[What is needed]
Reproduce the entries below in full, word for word.

(Dataset rows for apps and sites)

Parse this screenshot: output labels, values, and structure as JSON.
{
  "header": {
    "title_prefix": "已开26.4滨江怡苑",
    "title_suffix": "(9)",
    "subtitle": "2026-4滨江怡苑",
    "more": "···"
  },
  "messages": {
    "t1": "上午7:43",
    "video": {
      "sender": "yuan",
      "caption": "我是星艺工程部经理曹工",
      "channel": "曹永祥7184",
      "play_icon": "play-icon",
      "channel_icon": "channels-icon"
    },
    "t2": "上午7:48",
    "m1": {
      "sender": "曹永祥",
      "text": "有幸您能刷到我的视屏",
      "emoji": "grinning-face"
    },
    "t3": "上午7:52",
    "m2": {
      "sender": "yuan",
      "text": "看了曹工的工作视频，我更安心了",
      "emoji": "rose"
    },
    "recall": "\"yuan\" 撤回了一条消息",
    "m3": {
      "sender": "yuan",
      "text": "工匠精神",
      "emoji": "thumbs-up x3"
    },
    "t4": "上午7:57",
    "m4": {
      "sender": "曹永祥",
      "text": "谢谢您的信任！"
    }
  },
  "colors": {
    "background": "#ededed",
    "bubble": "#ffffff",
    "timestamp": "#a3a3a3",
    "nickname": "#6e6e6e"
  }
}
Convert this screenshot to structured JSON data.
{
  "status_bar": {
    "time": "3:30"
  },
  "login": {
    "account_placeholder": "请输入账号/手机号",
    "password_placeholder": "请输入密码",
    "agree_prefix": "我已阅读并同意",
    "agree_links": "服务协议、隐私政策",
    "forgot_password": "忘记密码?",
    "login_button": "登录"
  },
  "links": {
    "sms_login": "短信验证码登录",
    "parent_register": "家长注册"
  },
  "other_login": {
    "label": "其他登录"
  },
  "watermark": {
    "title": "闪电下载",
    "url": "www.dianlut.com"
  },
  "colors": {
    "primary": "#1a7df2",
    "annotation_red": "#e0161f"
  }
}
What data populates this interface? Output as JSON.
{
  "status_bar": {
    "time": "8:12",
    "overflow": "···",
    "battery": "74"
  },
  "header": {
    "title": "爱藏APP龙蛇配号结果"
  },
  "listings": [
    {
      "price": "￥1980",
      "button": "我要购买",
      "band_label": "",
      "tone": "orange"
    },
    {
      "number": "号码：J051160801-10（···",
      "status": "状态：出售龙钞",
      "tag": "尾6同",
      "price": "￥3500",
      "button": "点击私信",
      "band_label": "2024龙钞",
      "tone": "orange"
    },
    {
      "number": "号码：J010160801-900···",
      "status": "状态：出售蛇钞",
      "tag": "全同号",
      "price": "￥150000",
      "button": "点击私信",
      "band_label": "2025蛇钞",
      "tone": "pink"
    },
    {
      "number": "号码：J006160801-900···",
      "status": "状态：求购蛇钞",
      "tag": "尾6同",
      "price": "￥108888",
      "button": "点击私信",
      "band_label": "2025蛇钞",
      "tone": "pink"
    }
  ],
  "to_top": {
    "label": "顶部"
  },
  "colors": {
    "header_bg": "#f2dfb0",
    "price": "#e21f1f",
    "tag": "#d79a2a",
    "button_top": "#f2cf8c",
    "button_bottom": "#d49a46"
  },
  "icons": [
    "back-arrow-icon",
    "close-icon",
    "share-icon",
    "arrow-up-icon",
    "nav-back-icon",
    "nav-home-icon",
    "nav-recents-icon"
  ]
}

[Answer to the exercise]
Parse this screenshot: output labels, values, and structure as JSON.
{
  "header": {
    "title_prefix": "已开26.4滨江怡苑",
    "title_suffix": "(9)",
    "subtitle": "2026-4滨江怡苑",
    "more": "···"
  },
  "messages": {
    "t1": "上午7:43",
    "video": {
      "sender": "yuan",
      "caption": "我是星艺工程部经理曹工",
      "channel": "曹永祥7184",
      "play_icon": "play-icon",
      "channel_icon": "channels-icon"
    },
    "t2": "上午7:48",
    "m1": {
      "sender": "曹永祥",
      "text": "有幸您能刷到我的视屏",
      "emoji": "grinning-face"
    },
    "t3": "上午7:52",
    "m2": {
      "sender": "yuan",
      "text": "看了曹工的工作视频，我更安心了",
      "emoji": "rose"
    },
    "recall": "\"yuan\" 撤回了一条消息",
    "m3": {
      "sender": "yuan",
      "text": "工匠精神",
      "emoji": "thumbs-up x3"
    },
    "t4": "上午7:57",
    "m4": {
      "sender": "曹永祥",
      "text": "谢谢您的信任！"
    }
  },
  "colors": {
    "background": "#ededed",
    "bubble": "#ffffff",
    "timestamp": "#a3a3a3",
    "nickname": "#6e6e6e"
  }
}
Convert this screenshot to structured JSON data.
{
  "status_bar": {
    "time": "3:30"
  },
  "login": {
    "account_placeholder": "请输入账号/手机号",
    "password_placeholder": "请输入密码",
    "agree_prefix": "我已阅读并同意",
    "agree_links": "服务协议、隐私政策",
    "forgot_password": "忘记密码?",
    "login_button": "登录"
  },
  "links": {
    "sms_login": "短信验证码登录",
    "parent_register": "家长注册"
  },
  "other_login": {
    "label": "其他登录"
  },
  "watermark": {
    "title": "闪电下载",
    "url": "www.dianlut.com"
  },
  "colors": {
    "primary": "#1a7df2",
    "annotation_red": "#e0161f"
  }
}
What data populates this interface? Output as JSON.
{
  "status_bar": {
    "time": "8:12",
    "overflow": "···",
    "battery": "74"
  },
  "header": {
    "title": "爱藏APP龙蛇配号结果"
  },
  "listings": [
    {
      "price": "￥1980",
      "button": "我要购买",
      "band_label": "",
      "tone": "orange"
    },
    {
      "number": "号码：J051160801-10（···",
      "status": "状态：出售龙钞",
      "tag": "尾6同",
      "price": "￥3500",
      "button": "点击私信",
      "band_label": "2024龙钞",
      "tone": "orange"
    },
    {
      "number": "号码：J010160801-900···",
      "status": "状态：出售蛇钞",
      "tag": "全同号",
      "price": "￥150000",
      "button": "点击私信",
      "band_label": "2025蛇钞",
      "tone": "pink"
    },
    {
      "number": "号码：J006160801-900···",
      "status": "状态：求购蛇钞",
      "tag": "尾6同",
      "price": "￥108888",
      "button": "点击私信",
      "band_label": "2025蛇钞",
      "tone": "pink"
    }
  ],
  "to_top": {
    "label": "顶部"
  },
  "colors": {
    "header_bg": "#f2dfb0",
    "price": "#e21f1f",
    "tag": "#d79a2a",
    "button_top": "#f2cf8c",
    "button_bottom": "#d49a46"
  },
  "icons": [
    "back-arrow-icon",
    "close-icon",
    "share-icon",
    "arrow-up-icon",
    "nav-back-icon",
    "nav-home-icon",
    "nav-recents-icon"
  ]
}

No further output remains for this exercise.